# Task directions:
Leave the pictures out. Return the rest of the listing below exactly.

Start of Records to process

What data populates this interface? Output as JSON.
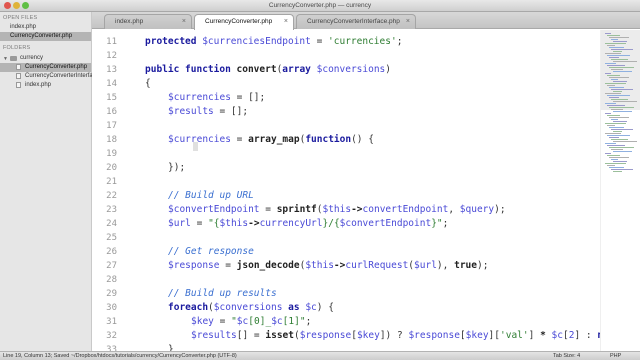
{
  "window": {
    "title": "CurrencyConverter.php — currency"
  },
  "sidebar": {
    "open_files_heading": "OPEN FILES",
    "open_files": [
      "index.php",
      "CurrencyConverter.php"
    ],
    "folders_heading": "FOLDERS",
    "folder_name": "currency",
    "folder_files": [
      "CurrencyConverter.php",
      "CurrencyConverterInterface.php",
      "index.php"
    ]
  },
  "tabs": [
    {
      "label": "index.php",
      "close": "×"
    },
    {
      "label": "CurrencyConverter.php",
      "close": "×"
    },
    {
      "label": "CurrencyConverterInterface.php",
      "close": "×"
    }
  ],
  "editor": {
    "line_numbers": [
      "11",
      "12",
      "13",
      "14",
      "15",
      "16",
      "17",
      "18",
      "19",
      "20",
      "21",
      "22",
      "23",
      "24",
      "25",
      "26",
      "27",
      "28",
      "29",
      "30",
      "31",
      "32",
      "33"
    ],
    "lines": {
      "l11": [
        "protected",
        " $currenciesEndpoint",
        " = ",
        "'currencies'",
        ";"
      ],
      "l13": [
        "public function",
        " convert",
        "(",
        "array",
        " $conversions",
        ")"
      ],
      "l14": "{",
      "l15": [
        "$currencies",
        " = [];"
      ],
      "l16": [
        "$results",
        " = [];"
      ],
      "l18": [
        "$currencies",
        " = ",
        "array_map",
        "(",
        "function",
        "() {"
      ],
      "l20": "});",
      "l22": "// Build up URL",
      "l23": [
        "$convertEndpoint",
        " = ",
        "sprintf",
        "(",
        "$this",
        "->",
        "convertEndpoint",
        ", ",
        "$query",
        ");"
      ],
      "l24": [
        "$url",
        " = ",
        "\"{",
        "$this",
        "->",
        "currencyUrl",
        "}/{",
        "$convertEndpoint",
        "}\"",
        ";"
      ],
      "l26": "// Get response",
      "l27": [
        "$response",
        " = ",
        "json_decode",
        "(",
        "$this",
        "->",
        "curlRequest",
        "(",
        "$url",
        "), ",
        "true",
        ");"
      ],
      "l29": "// Build up results",
      "l30": [
        "foreach",
        "(",
        "$conversions",
        " as ",
        "$c",
        ") {"
      ],
      "l31": [
        "$key",
        " = ",
        "\"",
        "$c",
        "[",
        "0",
        "]",
        "_",
        "$c",
        "[",
        "1",
        "]",
        "\"",
        ";"
      ],
      "l32": [
        "$results",
        "[] = ",
        "isset",
        "(",
        "$response",
        "[",
        "$key",
        "]) ? ",
        "$response",
        "[",
        "$key",
        "][",
        "'val'",
        "] ",
        "*",
        " ",
        "$c",
        "[",
        "2",
        "] : ",
        "nu"
      ],
      "l33": "}"
    }
  },
  "statusbar": {
    "left": "Line 19, Column 13; Saved ~/Dropbox/htdocs/tutorials/currency/CurrencyConverter.php (UTF-8)",
    "tab_size": "Tab Size: 4",
    "syntax": "PHP"
  },
  "colors": {
    "keyword": "#1a1a9e",
    "variable": "#4a4ad6",
    "string": "#2e7d32",
    "comment": "#3a6fd0",
    "sidebar_bg": "#e6e6e6"
  }
}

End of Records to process

# Answer section:
What data populates this interface? Output as JSON.
{
  "window": {
    "title": "CurrencyConverter.php — currency"
  },
  "sidebar": {
    "open_files_heading": "OPEN FILES",
    "open_files": [
      "index.php",
      "CurrencyConverter.php"
    ],
    "folders_heading": "FOLDERS",
    "folder_name": "currency",
    "folder_files": [
      "CurrencyConverter.php",
      "CurrencyConverterInterface.php",
      "index.php"
    ]
  },
  "tabs": [
    {
      "label": "index.php",
      "close": "×"
    },
    {
      "label": "CurrencyConverter.php",
      "close": "×"
    },
    {
      "label": "CurrencyConverterInterface.php",
      "close": "×"
    }
  ],
  "editor": {
    "line_numbers": [
      "11",
      "12",
      "13",
      "14",
      "15",
      "16",
      "17",
      "18",
      "19",
      "20",
      "21",
      "22",
      "23",
      "24",
      "25",
      "26",
      "27",
      "28",
      "29",
      "30",
      "31",
      "32",
      "33"
    ],
    "lines": {
      "l11": [
        "protected",
        " $currenciesEndpoint",
        " = ",
        "'currencies'",
        ";"
      ],
      "l13": [
        "public function",
        " convert",
        "(",
        "array",
        " $conversions",
        ")"
      ],
      "l14": "{",
      "l15": [
        "$currencies",
        " = [];"
      ],
      "l16": [
        "$results",
        " = [];"
      ],
      "l18": [
        "$currencies",
        " = ",
        "array_map",
        "(",
        "function",
        "() {"
      ],
      "l20": "});",
      "l22": "// Build up URL",
      "l23": [
        "$convertEndpoint",
        " = ",
        "sprintf",
        "(",
        "$this",
        "->",
        "convertEndpoint",
        ", ",
        "$query",
        ");"
      ],
      "l24": [
        "$url",
        " = ",
        "\"{",
        "$this",
        "->",
        "currencyUrl",
        "}/{",
        "$convertEndpoint",
        "}\"",
        ";"
      ],
      "l26": "// Get response",
      "l27": [
        "$response",
        " = ",
        "json_decode",
        "(",
        "$this",
        "->",
        "curlRequest",
        "(",
        "$url",
        "), ",
        "true",
        ");"
      ],
      "l29": "// Build up results",
      "l30": [
        "foreach",
        "(",
        "$conversions",
        " as ",
        "$c",
        ") {"
      ],
      "l31": [
        "$key",
        " = ",
        "\"",
        "$c",
        "[",
        "0",
        "]",
        "_",
        "$c",
        "[",
        "1",
        "]",
        "\"",
        ";"
      ],
      "l32": [
        "$results",
        "[] = ",
        "isset",
        "(",
        "$response",
        "[",
        "$key",
        "]) ? ",
        "$response",
        "[",
        "$key",
        "][",
        "'val'",
        "] ",
        "*",
        " ",
        "$c",
        "[",
        "2",
        "] : ",
        "nu"
      ],
      "l33": "}"
    }
  },
  "statusbar": {
    "left": "Line 19, Column 13; Saved ~/Dropbox/htdocs/tutorials/currency/CurrencyConverter.php (UTF-8)",
    "tab_size": "Tab Size: 4",
    "syntax": "PHP"
  },
  "colors": {
    "keyword": "#1a1a9e",
    "variable": "#4a4ad6",
    "string": "#2e7d32",
    "comment": "#3a6fd0",
    "sidebar_bg": "#e6e6e6"
  }
}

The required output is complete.